“Well son, I’m sorry to tell you I’ve got no intension of ending my days at the end of a rope.”

The stranger allowed his hand to slide towards his gun.

“Oh hush yourself son,” said Garrick. “I’m an old man. If I was going to make a fuss I’d have shot you already. How did you find me anyway?”

“Luck mostly,” answered the stranger. “Not many folks would trail you this far out into the frontier. Why did you pick this place?”

“I liked the name, ‘Redemption’ sounded like a good place to start again.”

“Just about every other town out here is called Redemption, and the rest are called Paradise. I ain’t seen nothing worthy of the name in any of them.”

“Then I’m thinking bounty huntin’ has made you a pessimist son.”

“I don’t get to keep company with the best folks old man, that’s true.”

The stranger finished his drink and turned to face Garrick. He was a young man, but with a face weathered by experience. The gun at his side was clean and well kept, the holster worn with use. A long time ago Garrick would have cut a similar figure, albeit one on the other side of the law.

“So old man, how is this going to go down? I’d rather take you in alive, but I’m taking you in either way. I’m giving you one last chance to come quietly.”

“I used up my last chances a long time ago boy. Been running on last chances most of my life. I take it as a kindness that it took someone like you so long to find me. There’s always been a bullet with my name on it out there somewhere. I ain’t gonna cheat it by hanging from a rope.”

The stranger stood up and put his hand by his gun. Garrick finished his whisky and got up from his stool too.

“Outside though son. I don’t want to see anyone else get hurt.”

As Garrick and the stranger walked outside, Jed and Frank stood up, along with some of the other men in the bar. With a smile, Garrick noticed even Peggy May had picked up a shotgun and stood ready at the back.

“Easy boys,” said Garrick. “Man’s got a warrant.”

The stranger gently pulled out a piece of weathered paper from his jacket. It fell open to show a picture of Garrick as a young man. But it was a wave of Garrick’s hand that got the patrons in the saloon to take their hands from their weapons. Garrick nodded to the stranger to follow and they stepped out through the swing doors into the sunlight. The crowd in the bar followed them out, like a small stream flooding into the dusty street.

Garrick and the stranger took up their positions facing each other a few paces apart in the centre of the street. The crowd from the saloon along with a few passers-by carefully lined the wooden porches of the shops and houses that made up the long main street. A few hurried away, eager to avoid the imminent gun fight.
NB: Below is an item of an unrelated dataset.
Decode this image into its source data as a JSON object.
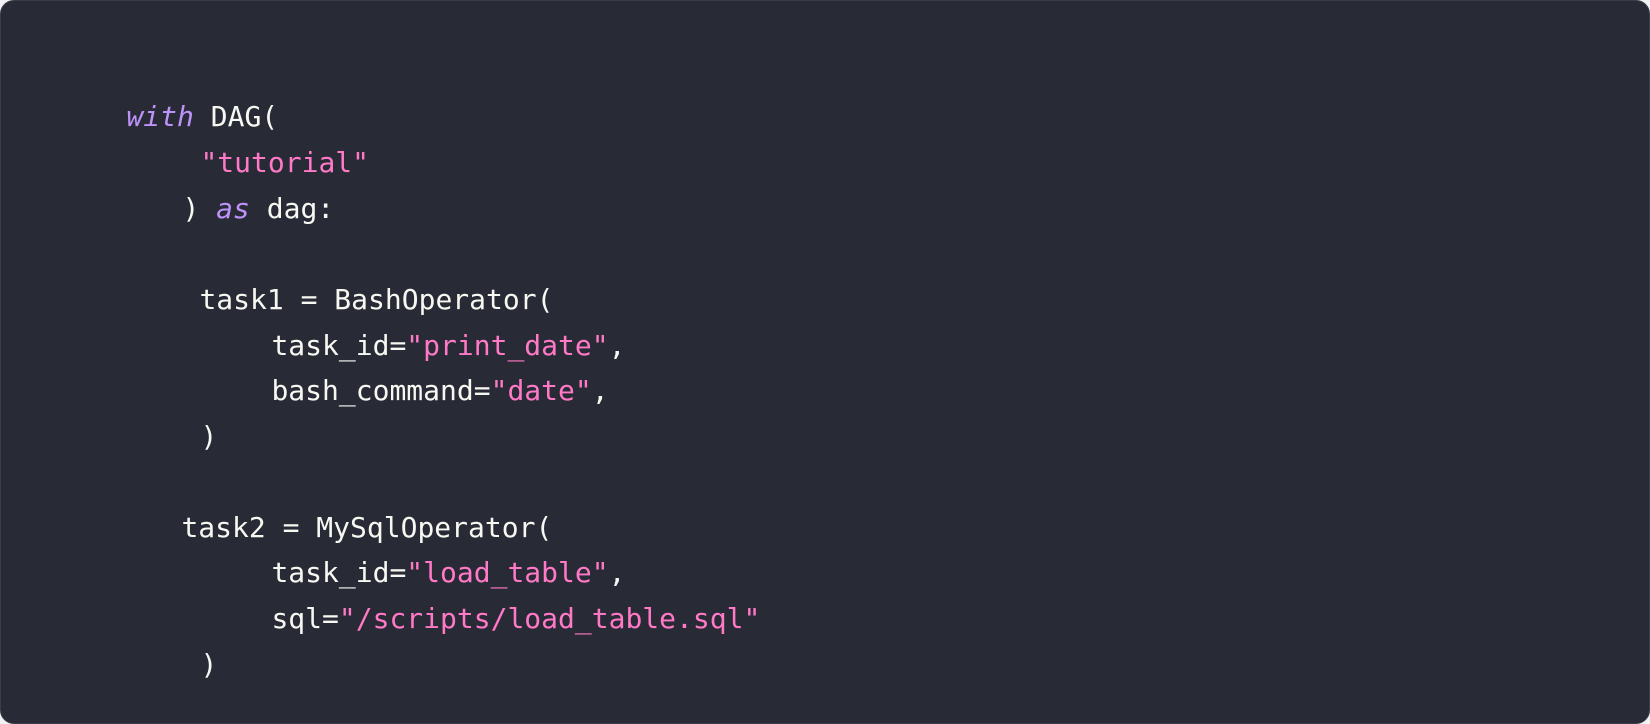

Garrick looked up to feel the sun on his face and smiled. The stranger stood facing him, tense and focused, his hand close to his gun. Garrick noticed how tense he looked and remembered that feeling, but then the stranger had more to lose. Garrick gently pulled back his long coat to clear it from his own gun and saw the stranger shift his stance in anticipation. The whole town fell silent as their eyes met.

It was Garrick who went for his gun first, but at the last moment he paused for the briefest of moments. He wondered in that moment if he wanted to carry on, if he had any right to kill another young man so he could remain alive until the next one came to find him. The split second pause was all the stranger needed.

Before Garrick’s gun had cleared the holster he felt three bullets hammer into his chest. He tottered backwards and sank to his knees. He went to tip his hat to the stranger, but fell dead to the ground before he could raise his hand.
Jed was already running up to the stranger before Garrick hit the ground. But he paused when the stranger levelled his gun at him.

“You’d better give me a look at that gorram warrant bill or you’ll not be walking out of here,” said Jed.

The stranger said nothing but handed him the bill. It clearly pictured Garrick, with a reward posted under the picture and a list of his crimes. Murder was the least of them. Jed stood there amazed; it was nothing like the man he knew.
The stranger reached into Garrick’s coat and plucked off the tin star that was pinned to his waistcoat. He tossed it to Jed.

“Looks like your town needs a new Sheriff,” he said.

“He was a good man,” said Jed.

“Maybe he was. But the past always catches you, and he had his last chance a long time ago.”